Fanny Zaman (BE): The Future is Coded

Residency in Cooperation with the Flemish Ministry of Culture, Youth and Media

The Flemish Ministry of Culture, Youth and Media launched a new subsidy in 2020 to support digital innovation and cooperation between the arts and research sectors. Artists, (digital) creators, game developers or researchers could apply for a stay in three foreign institutes working at the interface between art, culture, science and technology: Ars Electronica Futurelab, Experimental Media and Performing Arts Center – New York and Medialab Prado-Madrid.

The media artist Fanny Zaman and her research project NOISESCAPES was selected for the residency at the Ars Electronica Futurelab 2021. Zaman lives and works in Antwerp, and has completed both practical and theoretical training in the visual arts, in addition to cultural studies, information science, performance and sound design. The focus on the social impact of technology on our ecology and reality is the common thread in Zaman’s work.

During her residency, she will work on the VR project THE FUTURE IS CODED that draws a line from ancient divination techniques to Deep Learning, investigating how artificial intelligence deals with our unconscious actions.

THE FUTURE IS CODED refers to a future that’s already present here and now but remains somehow inaccessible to us. It’s an old philosophical idea that past, present and future exists simultaneously. If the future exists, it could be accessed like a space or a room.
In Chris Marker’s science fiction film La Jetée 1962 we hear the voice-over saying: “The future was better protected than the past. After more, painful tries, he (the protagonist) eventually caught some waves of the world to come.”
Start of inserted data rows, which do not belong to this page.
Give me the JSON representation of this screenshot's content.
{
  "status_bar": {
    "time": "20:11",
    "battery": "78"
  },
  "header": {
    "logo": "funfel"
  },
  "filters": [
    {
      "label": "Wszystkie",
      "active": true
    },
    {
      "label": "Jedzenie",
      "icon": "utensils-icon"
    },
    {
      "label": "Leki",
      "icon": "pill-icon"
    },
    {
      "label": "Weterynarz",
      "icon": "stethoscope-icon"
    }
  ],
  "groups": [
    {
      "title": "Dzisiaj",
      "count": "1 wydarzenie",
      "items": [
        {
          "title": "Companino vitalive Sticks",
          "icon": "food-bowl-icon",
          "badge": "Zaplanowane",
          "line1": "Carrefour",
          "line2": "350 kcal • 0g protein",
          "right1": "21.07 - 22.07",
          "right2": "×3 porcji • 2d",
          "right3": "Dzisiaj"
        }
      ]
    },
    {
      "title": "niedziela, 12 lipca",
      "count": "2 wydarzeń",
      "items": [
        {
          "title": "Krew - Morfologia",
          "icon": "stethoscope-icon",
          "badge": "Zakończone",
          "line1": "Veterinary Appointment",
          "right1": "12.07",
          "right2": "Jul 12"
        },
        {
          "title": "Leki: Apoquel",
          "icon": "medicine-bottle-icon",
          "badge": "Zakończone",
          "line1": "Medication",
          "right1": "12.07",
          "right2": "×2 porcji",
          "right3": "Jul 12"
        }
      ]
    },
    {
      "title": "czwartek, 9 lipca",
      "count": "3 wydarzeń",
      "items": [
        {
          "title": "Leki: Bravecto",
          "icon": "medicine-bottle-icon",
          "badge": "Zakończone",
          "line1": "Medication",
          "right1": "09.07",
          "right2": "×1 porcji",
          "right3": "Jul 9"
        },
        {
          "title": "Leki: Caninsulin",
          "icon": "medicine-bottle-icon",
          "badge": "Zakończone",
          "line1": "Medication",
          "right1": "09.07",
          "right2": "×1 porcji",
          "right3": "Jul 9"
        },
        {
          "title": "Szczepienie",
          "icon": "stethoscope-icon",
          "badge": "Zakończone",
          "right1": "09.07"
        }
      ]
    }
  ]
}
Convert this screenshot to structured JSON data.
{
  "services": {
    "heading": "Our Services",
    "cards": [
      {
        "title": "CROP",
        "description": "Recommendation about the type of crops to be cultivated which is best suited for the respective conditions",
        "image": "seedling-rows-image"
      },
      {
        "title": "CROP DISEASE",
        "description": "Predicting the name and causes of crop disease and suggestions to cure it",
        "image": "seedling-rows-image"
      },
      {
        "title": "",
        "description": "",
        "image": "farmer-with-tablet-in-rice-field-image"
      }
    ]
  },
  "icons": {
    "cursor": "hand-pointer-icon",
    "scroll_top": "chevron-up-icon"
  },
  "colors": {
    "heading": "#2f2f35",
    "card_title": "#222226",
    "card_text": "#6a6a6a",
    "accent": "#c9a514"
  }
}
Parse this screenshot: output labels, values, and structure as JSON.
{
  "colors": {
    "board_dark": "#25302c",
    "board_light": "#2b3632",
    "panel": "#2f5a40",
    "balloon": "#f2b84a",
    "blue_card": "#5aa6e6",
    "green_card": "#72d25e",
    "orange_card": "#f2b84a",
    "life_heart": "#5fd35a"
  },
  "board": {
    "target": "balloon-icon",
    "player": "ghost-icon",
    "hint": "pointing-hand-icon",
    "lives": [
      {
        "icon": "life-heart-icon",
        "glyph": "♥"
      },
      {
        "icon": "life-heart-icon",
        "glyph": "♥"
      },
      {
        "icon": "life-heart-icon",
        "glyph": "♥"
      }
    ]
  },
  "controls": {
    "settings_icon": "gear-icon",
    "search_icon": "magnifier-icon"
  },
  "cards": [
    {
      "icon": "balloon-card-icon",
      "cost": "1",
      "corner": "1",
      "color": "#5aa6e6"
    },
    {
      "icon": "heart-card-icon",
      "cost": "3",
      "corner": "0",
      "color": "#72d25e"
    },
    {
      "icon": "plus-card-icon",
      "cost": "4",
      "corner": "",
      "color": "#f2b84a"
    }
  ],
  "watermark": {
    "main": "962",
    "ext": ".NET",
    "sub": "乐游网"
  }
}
In THE FUTURE IS CODED we reflect upon how exactly this future is better protected?

Since ancient history we’ve tried accessing the future through mediators. Noise and randomness (chance) are worldwide used to access the future in so called divination techniques. Noise mediates via articulating hidden layers to our conscious mind.

The future is like a wall of noise. We carve our path through time, shifting meaning from noise.

Shoshana Zuboff writes in her book Surveillance Capitalism about big data companies that harvest rich predictive data in the waste materials of our online behavior. The rich data they’re after are in the extra data, in the noise. They use them to forecast our future behavior.

The NOISESCAPES I create are screens of noise depicting settings for a possible future. The work is about discovering and experiencing a particular set-up built from layers of noise.

At Ars Electronica Futurelab we will form a small group and work around the theme THE FUTURE IS CODED, by discussing samples from speculative fiction. We develop raw forms and raw ideas, we write raw text in writing games. This will serve us too in speculating on how to access the future.

[source: trope-editions / blog Fanny Zaman]

Read more in the Interview with Fanny Zaman and Maria Pfeifer of Ars Electronica Futurelab:

Fanny Zaman (BE) is a media artist working in Antwerp. She had a practical as well as a theoretical training in visual art, Cultural Studies, Information Science, Performance and SoundDesign. Since 2000 she started experimenting with video- and sound-montage at the Higher Institute of Fine Arts (HISK). The period closed with a residence at Cité des Arts, Paris. In 2008 she made the film Surface that was screened in competition at FIDMarseille. After that she made 3 more essay film (about the world of finance/markets) with a focus on group-dynamic (in the pit) and speech-act. The films were supported by VAF (Filmlab), labeled as hybrid film and/or Expanded Cinema and screened in several film festivals (as single screen) and art institutions (as installation) amongst BOZAR, LE BAL and WIELS where she did a 6 months residency in 2012.
The focus of her artistic research producing these works is on how material (sound, image and technology) is mutual shaped (by us) and reshaping our political understanding of the world we live in. Zaman made in collaboration with Dominik Daggelinckx the film THE AIRSHIP that looks at the collateral effects of social media and technology through aesthetics and materiality. This focus on the social impact of technology on our ecology/reality has been a recurrent thread in Zaman’s work. About her work text has been published by Arnaud Claass, Jean-Pierre Rehm and Mihnea Mircan.

This Residency is in Cooperation with the Flemish Ministry of Culture, Youth and the Media